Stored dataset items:
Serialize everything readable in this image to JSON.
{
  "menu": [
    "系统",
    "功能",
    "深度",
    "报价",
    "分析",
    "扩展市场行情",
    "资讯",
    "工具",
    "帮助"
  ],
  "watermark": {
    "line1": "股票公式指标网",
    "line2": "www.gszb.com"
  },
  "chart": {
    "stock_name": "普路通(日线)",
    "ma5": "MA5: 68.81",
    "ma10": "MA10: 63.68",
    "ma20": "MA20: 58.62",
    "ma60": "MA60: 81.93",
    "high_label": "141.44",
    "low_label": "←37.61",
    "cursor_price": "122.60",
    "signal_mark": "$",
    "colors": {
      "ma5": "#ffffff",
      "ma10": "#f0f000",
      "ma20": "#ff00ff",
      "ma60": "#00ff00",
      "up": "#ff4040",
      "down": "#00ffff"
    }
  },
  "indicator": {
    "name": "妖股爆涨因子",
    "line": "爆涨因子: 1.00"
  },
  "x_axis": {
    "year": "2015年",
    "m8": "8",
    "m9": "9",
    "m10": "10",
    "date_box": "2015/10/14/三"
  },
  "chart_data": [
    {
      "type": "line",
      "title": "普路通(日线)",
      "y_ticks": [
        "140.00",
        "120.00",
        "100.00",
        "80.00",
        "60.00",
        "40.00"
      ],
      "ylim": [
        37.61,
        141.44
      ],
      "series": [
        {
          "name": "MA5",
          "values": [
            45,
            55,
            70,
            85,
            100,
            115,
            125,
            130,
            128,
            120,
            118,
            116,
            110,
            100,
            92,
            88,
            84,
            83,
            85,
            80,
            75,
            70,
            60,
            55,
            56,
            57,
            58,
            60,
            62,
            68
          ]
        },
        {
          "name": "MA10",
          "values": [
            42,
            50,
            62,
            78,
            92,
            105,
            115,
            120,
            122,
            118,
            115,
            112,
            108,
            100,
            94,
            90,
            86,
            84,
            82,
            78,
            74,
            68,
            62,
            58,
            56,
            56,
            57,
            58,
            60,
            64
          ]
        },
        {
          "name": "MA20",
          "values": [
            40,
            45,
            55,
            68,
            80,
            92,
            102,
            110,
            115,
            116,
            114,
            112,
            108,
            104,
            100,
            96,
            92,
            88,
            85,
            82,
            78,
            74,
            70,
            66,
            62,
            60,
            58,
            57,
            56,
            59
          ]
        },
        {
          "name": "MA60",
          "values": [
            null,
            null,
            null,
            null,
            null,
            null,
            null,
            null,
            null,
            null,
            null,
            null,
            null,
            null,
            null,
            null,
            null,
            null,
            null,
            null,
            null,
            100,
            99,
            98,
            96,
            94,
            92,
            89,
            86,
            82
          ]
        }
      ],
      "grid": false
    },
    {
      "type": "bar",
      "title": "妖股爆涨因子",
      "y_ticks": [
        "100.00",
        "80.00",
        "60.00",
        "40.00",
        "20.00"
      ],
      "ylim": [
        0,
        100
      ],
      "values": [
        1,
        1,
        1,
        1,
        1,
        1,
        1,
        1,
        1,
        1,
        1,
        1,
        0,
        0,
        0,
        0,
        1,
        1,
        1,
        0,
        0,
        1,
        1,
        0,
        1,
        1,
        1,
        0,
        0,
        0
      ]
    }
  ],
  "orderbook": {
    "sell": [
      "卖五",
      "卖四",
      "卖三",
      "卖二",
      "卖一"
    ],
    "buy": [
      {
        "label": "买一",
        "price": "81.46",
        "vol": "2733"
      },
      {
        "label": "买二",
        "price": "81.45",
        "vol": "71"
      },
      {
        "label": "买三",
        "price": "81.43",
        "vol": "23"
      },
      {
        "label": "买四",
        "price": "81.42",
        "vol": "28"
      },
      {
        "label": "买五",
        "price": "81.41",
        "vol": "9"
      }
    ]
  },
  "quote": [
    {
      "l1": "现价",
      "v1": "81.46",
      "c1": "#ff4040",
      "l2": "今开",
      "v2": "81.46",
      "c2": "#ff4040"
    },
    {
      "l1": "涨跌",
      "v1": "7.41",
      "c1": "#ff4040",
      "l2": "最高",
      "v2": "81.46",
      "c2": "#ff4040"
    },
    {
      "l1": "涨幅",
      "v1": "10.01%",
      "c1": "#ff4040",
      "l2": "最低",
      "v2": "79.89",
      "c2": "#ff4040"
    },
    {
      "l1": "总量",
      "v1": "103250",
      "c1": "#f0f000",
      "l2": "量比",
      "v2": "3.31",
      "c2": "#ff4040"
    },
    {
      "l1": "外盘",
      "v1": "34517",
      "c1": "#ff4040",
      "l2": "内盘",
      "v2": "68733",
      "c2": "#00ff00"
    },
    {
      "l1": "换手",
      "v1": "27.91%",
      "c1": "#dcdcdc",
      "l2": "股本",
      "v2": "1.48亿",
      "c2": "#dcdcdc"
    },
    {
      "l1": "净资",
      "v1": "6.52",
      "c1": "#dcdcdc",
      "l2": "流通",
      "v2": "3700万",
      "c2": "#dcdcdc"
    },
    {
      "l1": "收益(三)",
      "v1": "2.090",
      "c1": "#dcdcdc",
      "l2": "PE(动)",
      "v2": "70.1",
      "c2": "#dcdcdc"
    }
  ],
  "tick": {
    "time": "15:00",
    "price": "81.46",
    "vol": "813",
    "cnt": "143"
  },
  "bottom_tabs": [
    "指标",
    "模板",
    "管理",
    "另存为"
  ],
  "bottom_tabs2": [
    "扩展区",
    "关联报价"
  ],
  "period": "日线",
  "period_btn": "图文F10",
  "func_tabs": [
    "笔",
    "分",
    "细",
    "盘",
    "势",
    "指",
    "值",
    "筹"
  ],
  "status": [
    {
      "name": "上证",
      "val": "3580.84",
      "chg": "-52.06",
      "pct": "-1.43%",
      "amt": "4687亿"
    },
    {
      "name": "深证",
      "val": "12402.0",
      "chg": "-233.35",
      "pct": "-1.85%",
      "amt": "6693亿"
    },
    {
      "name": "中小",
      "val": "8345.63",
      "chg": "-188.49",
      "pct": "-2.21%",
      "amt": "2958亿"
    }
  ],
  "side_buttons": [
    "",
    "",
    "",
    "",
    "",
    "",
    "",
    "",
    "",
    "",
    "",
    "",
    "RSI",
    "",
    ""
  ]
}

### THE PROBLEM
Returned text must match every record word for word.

### ANSWER FOR THE TASK
Serialize everything readable in this image to JSON.
{
  "menu": [
    "系统",
    "功能",
    "深度",
    "报价",
    "分析",
    "扩展市场行情",
    "资讯",
    "工具",
    "帮助"
  ],
  "watermark": {
    "line1": "股票公式指标网",
    "line2": "www.gszb.com"
  },
  "chart": {
    "stock_name": "普路通(日线)",
    "ma5": "MA5: 68.81",
    "ma10": "MA10: 63.68",
    "ma20": "MA20: 58.62",
    "ma60": "MA60: 81.93",
    "high_label": "141.44",
    "low_label": "←37.61",
    "cursor_price": "122.60",
    "signal_mark": "$",
    "colors": {
      "ma5": "#ffffff",
      "ma10": "#f0f000",
      "ma20": "#ff00ff",
      "ma60": "#00ff00",
      "up": "#ff4040",
      "down": "#00ffff"
    }
  },
  "indicator": {
    "name": "妖股爆涨因子",
    "line": "爆涨因子: 1.00"
  },
  "x_axis": {
    "year": "2015年",
    "m8": "8",
    "m9": "9",
    "m10": "10",
    "date_box": "2015/10/14/三"
  },
  "chart_data": [
    {
      "type": "line",
      "title": "普路通(日线)",
      "y_ticks": [
        "140.00",
        "120.00",
        "100.00",
        "80.00",
        "60.00",
        "40.00"
      ],
      "ylim": [
        37.61,
        141.44
      ],
      "series": [
        {
          "name": "MA5",
          "values": [
            45,
            55,
            70,
            85,
            100,
            115,
            125,
            130,
            128,
            120,
            118,
            116,
            110,
            100,
            92,
            88,
            84,
            83,
            85,
            80,
            75,
            70,
            60,
            55,
            56,
            57,
            58,
            60,
            62,
            68
          ]
        },
        {
          "name": "MA10",
          "values": [
            42,
            50,
            62,
            78,
            92,
            105,
            115,
            120,
            122,
            118,
            115,
            112,
            108,
            100,
            94,
            90,
            86,
            84,
            82,
            78,
            74,
            68,
            62,
            58,
            56,
            56,
            57,
            58,
            60,
            64
          ]
        },
        {
          "name": "MA20",
          "values": [
            40,
            45,
            55,
            68,
            80,
            92,
            102,
            110,
            115,
            116,
            114,
            112,
            108,
            104,
            100,
            96,
            92,
            88,
            85,
            82,
            78,
            74,
            70,
            66,
            62,
            60,
            58,
            57,
            56,
            59
          ]
        },
        {
          "name": "MA60",
          "values": [
            null,
            null,
            null,
            null,
            null,
            null,
            null,
            null,
            null,
            null,
            null,
            null,
            null,
            null,
            null,
            null,
            null,
            null,
            null,
            null,
            null,
            100,
            99,
            98,
            96,
            94,
            92,
            89,
            86,
            82
          ]
        }
      ],
      "grid": false
    },
    {
      "type": "bar",
      "title": "妖股爆涨因子",
      "y_ticks": [
        "100.00",
        "80.00",
        "60.00",
        "40.00",
        "20.00"
      ],
      "ylim": [
        0,
        100
      ],
      "values": [
        1,
        1,
        1,
        1,
        1,
        1,
        1,
        1,
        1,
        1,
        1,
        1,
        0,
        0,
        0,
        0,
        1,
        1,
        1,
        0,
        0,
        1,
        1,
        0,
        1,
        1,
        1,
        0,
        0,
        0
      ]
    }
  ],
  "orderbook": {
    "sell": [
      "卖五",
      "卖四",
      "卖三",
      "卖二",
      "卖一"
    ],
    "buy": [
      {
        "label": "买一",
        "price": "81.46",
        "vol": "2733"
      },
      {
        "label": "买二",
        "price": "81.45",
        "vol": "71"
      },
      {
        "label": "买三",
        "price": "81.43",
        "vol": "23"
      },
      {
        "label": "买四",
        "price": "81.42",
        "vol": "28"
      },
      {
        "label": "买五",
        "price": "81.41",
        "vol": "9"
      }
    ]
  },
  "quote": [
    {
      "l1": "现价",
      "v1": "81.46",
      "c1": "#ff4040",
      "l2": "今开",
      "v2": "81.46",
      "c2": "#ff4040"
    },
    {
      "l1": "涨跌",
      "v1": "7.41",
      "c1": "#ff4040",
      "l2": "最高",
      "v2": "81.46",
      "c2": "#ff4040"
    },
    {
      "l1": "涨幅",
      "v1": "10.01%",
      "c1": "#ff4040",
      "l2": "最低",
      "v2": "79.89",
      "c2": "#ff4040"
    },
    {
      "l1": "总量",
      "v1": "103250",
      "c1": "#f0f000",
      "l2": "量比",
      "v2": "3.31",
      "c2": "#ff4040"
    },
    {
      "l1": "外盘",
      "v1": "34517",
      "c1": "#ff4040",
      "l2": "内盘",
      "v2": "68733",
      "c2": "#00ff00"
    },
    {
      "l1": "换手",
      "v1": "27.91%",
      "c1": "#dcdcdc",
      "l2": "股本",
      "v2": "1.48亿",
      "c2": "#dcdcdc"
    },
    {
      "l1": "净资",
      "v1": "6.52",
      "c1": "#dcdcdc",
      "l2": "流通",
      "v2": "3700万",
      "c2": "#dcdcdc"
    },
    {
      "l1": "收益(三)",
      "v1": "2.090",
      "c1": "#dcdcdc",
      "l2": "PE(动)",
      "v2": "70.1",
      "c2": "#dcdcdc"
    }
  ],
  "tick": {
    "time": "15:00",
    "price": "81.46",
    "vol": "813",
    "cnt": "143"
  },
  "bottom_tabs": [
    "指标",
    "模板",
    "管理",
    "另存为"
  ],
  "bottom_tabs2": [
    "扩展区",
    "关联报价"
  ],
  "period": "日线",
  "period_btn": "图文F10",
  "func_tabs": [
    "笔",
    "分",
    "细",
    "盘",
    "势",
    "指",
    "值",
    "筹"
  ],
  "status": [
    {
      "name": "上证",
      "val": "3580.84",
      "chg": "-52.06",
      "pct": "-1.43%",
      "amt": "4687亿"
    },
    {
      "name": "深证",
      "val": "12402.0",
      "chg": "-233.35",
      "pct": "-1.85%",
      "amt": "6693亿"
    },
    {
      "name": "中小",
      "val": "8345.63",
      "chg": "-188.49",
      "pct": "-2.21%",
      "amt": "2958亿"
    }
  ],
  "side_buttons": [
    "",
    "",
    "",
    "",
    "",
    "",
    "",
    "",
    "",
    "",
    "",
    "",
    "RSI",
    "",
    ""
  ]
}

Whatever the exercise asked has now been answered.